Insect workers cooperate to carry out a variety of tasks. One example is cooperative transport of food items by two or more ant workers, which is important in foraging in many species. We predicted that natural selection would result in strategies that improve the performance of this task and tested this in Pheidole oxyops, a Neotropical ant in which ca.(More)
Positive feedback plays a major role in the emergence of many collective animal behaviours. In many ants pheromone trails recruit and direct nestmate foragers to food sources. The strong positive feedback caused by trail pheromones allows fast collective responses but can compromise flexibility. Previous laboratory experiments have shown that when the(More)

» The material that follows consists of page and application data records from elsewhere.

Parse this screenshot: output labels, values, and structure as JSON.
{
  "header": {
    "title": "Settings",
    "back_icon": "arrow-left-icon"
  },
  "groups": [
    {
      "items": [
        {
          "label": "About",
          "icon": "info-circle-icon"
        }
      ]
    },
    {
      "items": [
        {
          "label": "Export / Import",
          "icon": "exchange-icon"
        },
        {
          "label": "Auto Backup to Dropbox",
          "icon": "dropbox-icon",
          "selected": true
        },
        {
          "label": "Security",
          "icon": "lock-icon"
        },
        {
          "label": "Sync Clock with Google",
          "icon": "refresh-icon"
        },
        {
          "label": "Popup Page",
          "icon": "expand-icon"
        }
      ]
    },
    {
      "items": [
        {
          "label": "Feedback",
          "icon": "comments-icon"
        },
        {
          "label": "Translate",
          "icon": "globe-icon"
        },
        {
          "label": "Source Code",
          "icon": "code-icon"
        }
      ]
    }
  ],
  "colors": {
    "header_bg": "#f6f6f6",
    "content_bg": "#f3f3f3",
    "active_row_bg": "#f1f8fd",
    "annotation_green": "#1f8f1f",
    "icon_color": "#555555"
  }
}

Ants are key model organisms in the study of navigation and memory formation. Many ants learn food locations very quickly and with high accuracy. But can individual ants learn multiple separate food locations, associate them with a cue, and then correctly recall the food location and navigate towards it when later presented with that cue? In this(More)
Ants are central place foragers and use multiple information sources to navigate between the nest and feeding sites. Individual ants rapidly learn a route, and often prioritize memory over pheromone trails when tested on a simple trail with a single bifurcation. However, in nature, ants often forage at locations that are reached via more complex routes with(More)
Cooperation in foraging through information sharing is widespread in social insects and has been much studied. In contrast, cooperative transport of food items by groups of workers is less common and has received comparatively little attention. We investigated collective food retrieval in the Neotropical ant Pheidole oxyops, a ground-nesting species in(More)
Ant foraging is an important model system in the study of adaptive complex systems. Many ants use trail pheromones to recruit nestmates to resources. Differential recruitment depending on resource quality coupled with positive feedback allows ant colonies to make rapid and accurate collective decisions about how best to allocate their work-force. However,(More)
Communication of feeding locations is widespread in social animals. Many ants use pheromone trails to guide nestmates to food sources, but trail properties and how they are used vary. The ant Pheidole oxyops retrieves prey cooperatively using multiple workers. The recruited workers are guided to the prey by a pheromone trail laid by the initial discoverer.(More)
Individual animals are adept at making decisions and have cognitive abilities, such as memory, which allow them to hone their decisions. Social animals can also share information. This allows social animals to make adaptive group-level decisions. Both individual and collective decision-making systems also have drawbacks and limitations, and while both are(More)
Trail pheromones do more than simply guide social insect workers from point A to point B. Recent research has revealed additional ways in which they help to regulate colony foraging, often via positive and negative feedback processes that influence the exploitation of the different resources that a colony has knowledge of. Trail pheromones are often(More)